Distinctive art is only part of the attraction of the remodeled University Union, one of Sac State's main gatghering places for the University community. (Sacramento State/Andrea Price)

The centerpiece of the “new” University Union is a painting of a fierce-looking insect exoskeleton.

Hornet in Flight – Raphael Delgado’s original acrylic-on-canvas artwork – pays homage to Sacramento State’s mascot and school colors, and it is being noticed. Students and others passing through the Union often slow to take it in.

“Raphael’s work is so distinctive, and the hornet really lends itself to geometric shapes,” says studio manager Rebecca Voorhees, who commissioned the 4-by-7-foot painting for the wall behind the information desk. The painting is a part of the University Union’s permanent art collection.

Delgado made his mark on campus as lead artist and project manager for the Sacramento Mural at Sac State, the enormous “postcard” painted on the north wall of Shasta Hall. It was the city’s signature mural for the 2018 Wide Open Walls festival. Delgado also has had two solo art exhibitions in the University Union Gallery.

He watched recently as a crew installed Hornet in Flight along one of the building’s busiest corridors.

“I really like how the colors seem to glow,” he said.

The dynamic hornet painting seems to echo the renewed energy of University Union.

Students have returned to their campus “living room” following the $53 million remodeling that added a three-story, 71,000-square-foot wing to the building’s north side. Parts of the Union were closed to students during the two-year construction.

“The Union suffered from an overall lack of space, primarily for open seating and places for people to just ‘hang out,’ ” says Bill Olmsted, interim executive director of Union WELL Inc. “At any given time, you would see students sitting on the floor in hallways and alcoves, trying to eat lunch or type a paper while sitting in a stairwell.

“For several years, those have been the blatant signs of our space limitations. The expansion now allows more students to spend time comfortably in the building.”

The project was financed by student fees, which were approved in a campus-wide alternative-consultation process, along with reserves from Union WELL Inc., and generated revenue. No state funds were used.

Students are swarming to the Games Room, which debuted just before spring 2019 finals, to shoot pool, and play foosball, ping pong, and video games. The last piece of that project is the virtual-reality room, which is in development and temporarily houses a Nintendo Switch system.

Students now have two new student lounges outfitted with lots of fun, funky furniture chosen with them in mind. Electrical outlets can be found seemingly everywhere in the building. Some students still prefer to sit on the floor, as long as they can plug in nearby.
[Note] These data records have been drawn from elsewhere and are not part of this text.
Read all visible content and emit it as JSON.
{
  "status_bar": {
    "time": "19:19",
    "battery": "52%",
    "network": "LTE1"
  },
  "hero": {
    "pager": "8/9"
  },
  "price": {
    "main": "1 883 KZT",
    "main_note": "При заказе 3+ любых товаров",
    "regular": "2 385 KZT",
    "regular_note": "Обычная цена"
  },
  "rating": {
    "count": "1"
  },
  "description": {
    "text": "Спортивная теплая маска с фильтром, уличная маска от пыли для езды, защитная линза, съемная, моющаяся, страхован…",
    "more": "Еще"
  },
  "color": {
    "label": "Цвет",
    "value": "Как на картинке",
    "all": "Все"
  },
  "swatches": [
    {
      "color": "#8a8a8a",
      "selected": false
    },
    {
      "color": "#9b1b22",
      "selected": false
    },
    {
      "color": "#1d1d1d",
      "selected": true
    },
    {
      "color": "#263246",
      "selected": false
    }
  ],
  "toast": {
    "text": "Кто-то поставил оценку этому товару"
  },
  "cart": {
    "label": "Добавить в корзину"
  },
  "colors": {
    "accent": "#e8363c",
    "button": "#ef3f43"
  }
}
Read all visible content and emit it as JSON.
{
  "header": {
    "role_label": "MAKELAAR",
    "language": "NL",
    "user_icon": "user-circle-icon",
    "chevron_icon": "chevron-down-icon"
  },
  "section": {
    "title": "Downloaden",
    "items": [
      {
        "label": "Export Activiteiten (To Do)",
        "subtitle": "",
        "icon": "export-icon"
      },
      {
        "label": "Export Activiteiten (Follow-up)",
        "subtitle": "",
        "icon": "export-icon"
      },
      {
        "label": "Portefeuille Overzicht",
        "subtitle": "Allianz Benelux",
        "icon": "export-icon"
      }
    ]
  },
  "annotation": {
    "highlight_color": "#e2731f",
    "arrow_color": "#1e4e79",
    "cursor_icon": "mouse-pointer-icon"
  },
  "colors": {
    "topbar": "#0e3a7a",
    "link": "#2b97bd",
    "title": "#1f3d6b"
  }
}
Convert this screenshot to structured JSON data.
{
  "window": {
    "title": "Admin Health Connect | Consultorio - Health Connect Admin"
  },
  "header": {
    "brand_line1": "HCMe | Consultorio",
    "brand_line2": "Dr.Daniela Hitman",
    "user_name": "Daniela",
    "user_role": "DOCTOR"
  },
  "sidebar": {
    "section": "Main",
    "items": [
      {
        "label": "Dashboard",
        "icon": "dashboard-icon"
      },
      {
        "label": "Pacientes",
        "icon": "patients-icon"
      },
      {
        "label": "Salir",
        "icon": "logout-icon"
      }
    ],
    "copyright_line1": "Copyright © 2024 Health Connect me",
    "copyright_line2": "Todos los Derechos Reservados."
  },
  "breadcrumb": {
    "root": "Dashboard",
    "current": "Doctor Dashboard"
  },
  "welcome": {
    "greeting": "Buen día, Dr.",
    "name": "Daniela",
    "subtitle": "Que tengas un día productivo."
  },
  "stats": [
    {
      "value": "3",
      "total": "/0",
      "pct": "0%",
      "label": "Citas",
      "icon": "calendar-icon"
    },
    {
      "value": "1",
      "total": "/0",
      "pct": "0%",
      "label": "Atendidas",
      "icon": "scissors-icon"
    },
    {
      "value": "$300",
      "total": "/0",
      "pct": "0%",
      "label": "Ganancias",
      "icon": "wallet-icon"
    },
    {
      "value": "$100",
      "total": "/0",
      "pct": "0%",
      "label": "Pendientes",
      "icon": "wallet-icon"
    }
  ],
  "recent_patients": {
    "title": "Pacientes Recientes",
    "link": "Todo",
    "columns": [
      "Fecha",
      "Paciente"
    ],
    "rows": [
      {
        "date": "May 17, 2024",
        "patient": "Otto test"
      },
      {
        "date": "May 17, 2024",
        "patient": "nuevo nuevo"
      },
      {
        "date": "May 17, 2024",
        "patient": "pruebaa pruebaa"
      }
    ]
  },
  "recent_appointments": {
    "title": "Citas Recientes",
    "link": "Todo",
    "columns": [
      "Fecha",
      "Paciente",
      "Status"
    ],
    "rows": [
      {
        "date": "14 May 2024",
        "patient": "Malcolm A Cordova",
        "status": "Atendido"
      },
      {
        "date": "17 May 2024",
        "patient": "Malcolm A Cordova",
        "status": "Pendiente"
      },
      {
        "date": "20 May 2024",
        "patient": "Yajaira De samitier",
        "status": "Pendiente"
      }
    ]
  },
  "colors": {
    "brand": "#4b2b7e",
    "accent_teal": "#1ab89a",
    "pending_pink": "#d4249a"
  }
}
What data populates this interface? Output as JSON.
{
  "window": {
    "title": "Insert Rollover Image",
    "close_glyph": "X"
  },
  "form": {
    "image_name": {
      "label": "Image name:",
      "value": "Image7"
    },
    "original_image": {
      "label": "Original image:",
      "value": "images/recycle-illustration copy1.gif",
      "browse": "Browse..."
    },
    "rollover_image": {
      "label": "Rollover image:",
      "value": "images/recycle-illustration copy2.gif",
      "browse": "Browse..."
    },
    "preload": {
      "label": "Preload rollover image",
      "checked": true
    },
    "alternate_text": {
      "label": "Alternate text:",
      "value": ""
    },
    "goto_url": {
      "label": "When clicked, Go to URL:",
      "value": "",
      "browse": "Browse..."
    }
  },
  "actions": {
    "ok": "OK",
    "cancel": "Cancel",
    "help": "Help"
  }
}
The new Starbuck’s coffee shop is cozy, clubby and almost always crowded. Students have access to the space even when the retail counter is closed. Peak Adventures has relocated its outdoorsy vibe and bike shop from The WELL. It’s the destination for information about group adventure trips and equipment rental.

In what’s believed to be the first partnership of its kind in the California State University (CSU), Sac State’s basic needs services – the CARES (Crisis Assistance & Resource Education Support) Office and the Associated Students Inc. (ASI) Food Pantry – have joined forces in the Union’s expansion.

Students have a dedicated “front door” to basic needs services on the north side of the Union, apart from the general hustle and bustle. The idea is to make students feel more comfortable about asking for help with emergency housing, personal crises, or to shop at the new, larger Food Pantry.

Previously, the ASI Food Pantry was in a converted closet at Yosemite Hall, and the office of campus case manager and crisis advocate Danielle Muñoz was tucked away on Lassen Hall’s third floor.

“Students will feel welcome here, that they belong, and they won’t have to bounce around campus anymore,” Muñoz says. “The ASI-CARES partnership is centered on serving students and shows that the whole campus cares about them.”

The 71,000-square-foot addition was built to meet the U.S. Green Building Council’s LEED (Leadership in Energy and Environmental Design) Gold standards. The existing building was updated with new HVAC, fire alarm and lighting-control systems.

Care was taken to blend the new spaces into the old, giving the entire University Union a feeling of continuity. The building is bright, with huge exterior windows allowing daylight to flood the stairwells and meeting rooms.

The University Union opened in 1976, when the student enrollment was 20,417. Additional expansions to the building were completed in 1990, 1992, 1998, and 2005, as the student population continued to grow. Today, more than 31,000 students attend Sac State, and many make their way to the Union nearly every day. – Dixie Reid